What you will do:
Restate all entries exactly. Skip the images.

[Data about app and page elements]
————

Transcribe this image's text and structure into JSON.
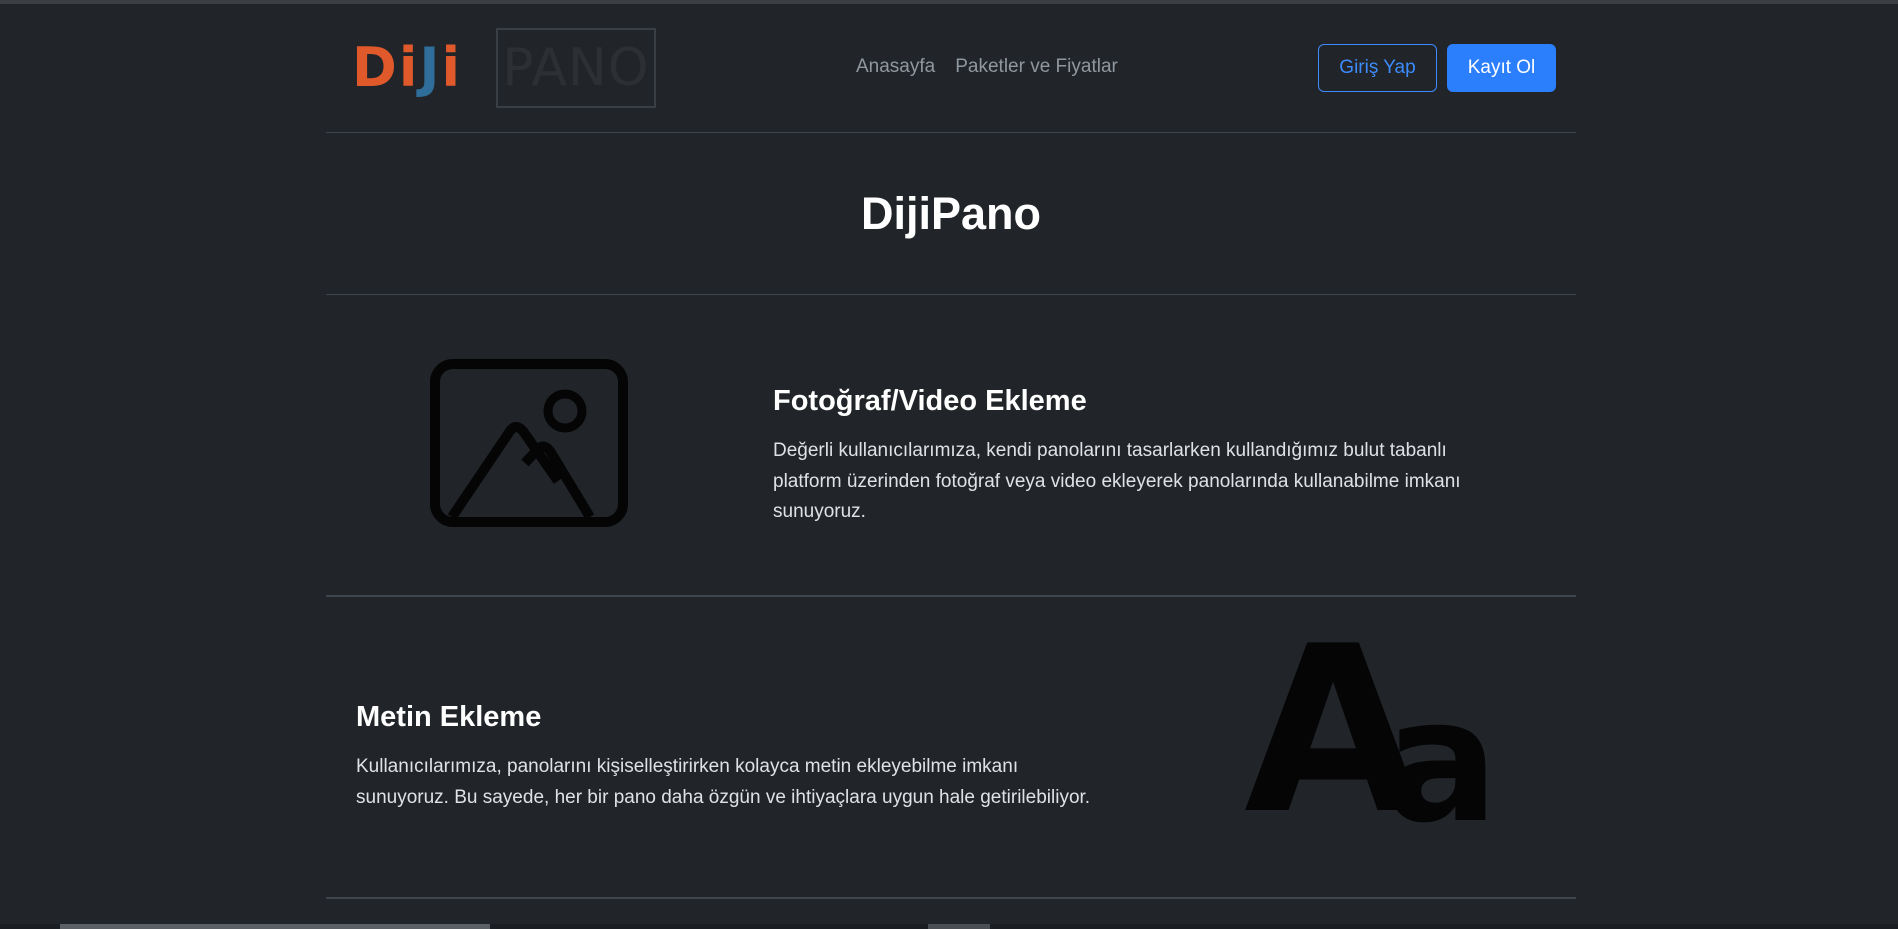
{
  "header": {
    "logo": {
      "part1": "DiJi",
      "part2": "PANO"
    },
    "nav": [
      {
        "label": "Anasayfa"
      },
      {
        "label": "Paketler ve Fiyatlar"
      }
    ],
    "login_label": "Giriş Yap",
    "signup_label": "Kayıt Ol"
  },
  "hero": {
    "title": "DijiPano"
  },
  "features": [
    {
      "title": "Fotoğraf/Video Ekleme",
      "lines": [
        "Değerli kullanıcılarımıza, kendi panolarını tasarlarken kullandığımız bulut tabanlı",
        "platform üzerinden fotoğraf veya video ekleyerek panolarında kullanabilme imkanı",
        "sunuyoruz."
      ],
      "icon": "image-icon"
    },
    {
      "title": "Metin Ekleme",
      "lines": [
        "Kullanıcılarımıza, panolarını kişiselleştirirken kolayca metin ekleyebilme imkanı",
        "sunuyoruz. Bu sayede, her bir pano daha özgün ve ihtiyaçlara uygun hale getirilebiliyor."
      ],
      "icon": "text-aa-icon",
      "icon_text": {
        "big": "A",
        "small": "a"
      }
    }
  ],
  "colors": {
    "background": "#212529",
    "primary": "#2c7ffc",
    "logo_orange": "#e0592a",
    "logo_blue": "#2f6d9b"
  }
}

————

Answer for the task:
Transcribe this image's text and structure into JSON.
{
  "header": {
    "logo": {
      "part1": "DiJi",
      "part2": "PANO"
    },
    "nav": [
      {
        "label": "Anasayfa"
      },
      {
        "label": "Paketler ve Fiyatlar"
      }
    ],
    "login_label": "Giriş Yap",
    "signup_label": "Kayıt Ol"
  },
  "hero": {
    "title": "DijiPano"
  },
  "features": [
    {
      "title": "Fotoğraf/Video Ekleme",
      "lines": [
        "Değerli kullanıcılarımıza, kendi panolarını tasarlarken kullandığımız bulut tabanlı",
        "platform üzerinden fotoğraf veya video ekleyerek panolarında kullanabilme imkanı",
        "sunuyoruz."
      ],
      "icon": "image-icon"
    },
    {
      "title": "Metin Ekleme",
      "lines": [
        "Kullanıcılarımıza, panolarını kişiselleştirirken kolayca metin ekleyebilme imkanı",
        "sunuyoruz. Bu sayede, her bir pano daha özgün ve ihtiyaçlara uygun hale getirilebiliyor."
      ],
      "icon": "text-aa-icon",
      "icon_text": {
        "big": "A",
        "small": "a"
      }
    }
  ],
  "colors": {
    "background": "#212529",
    "primary": "#2c7ffc",
    "logo_orange": "#e0592a",
    "logo_blue": "#2f6d9b"
  }
}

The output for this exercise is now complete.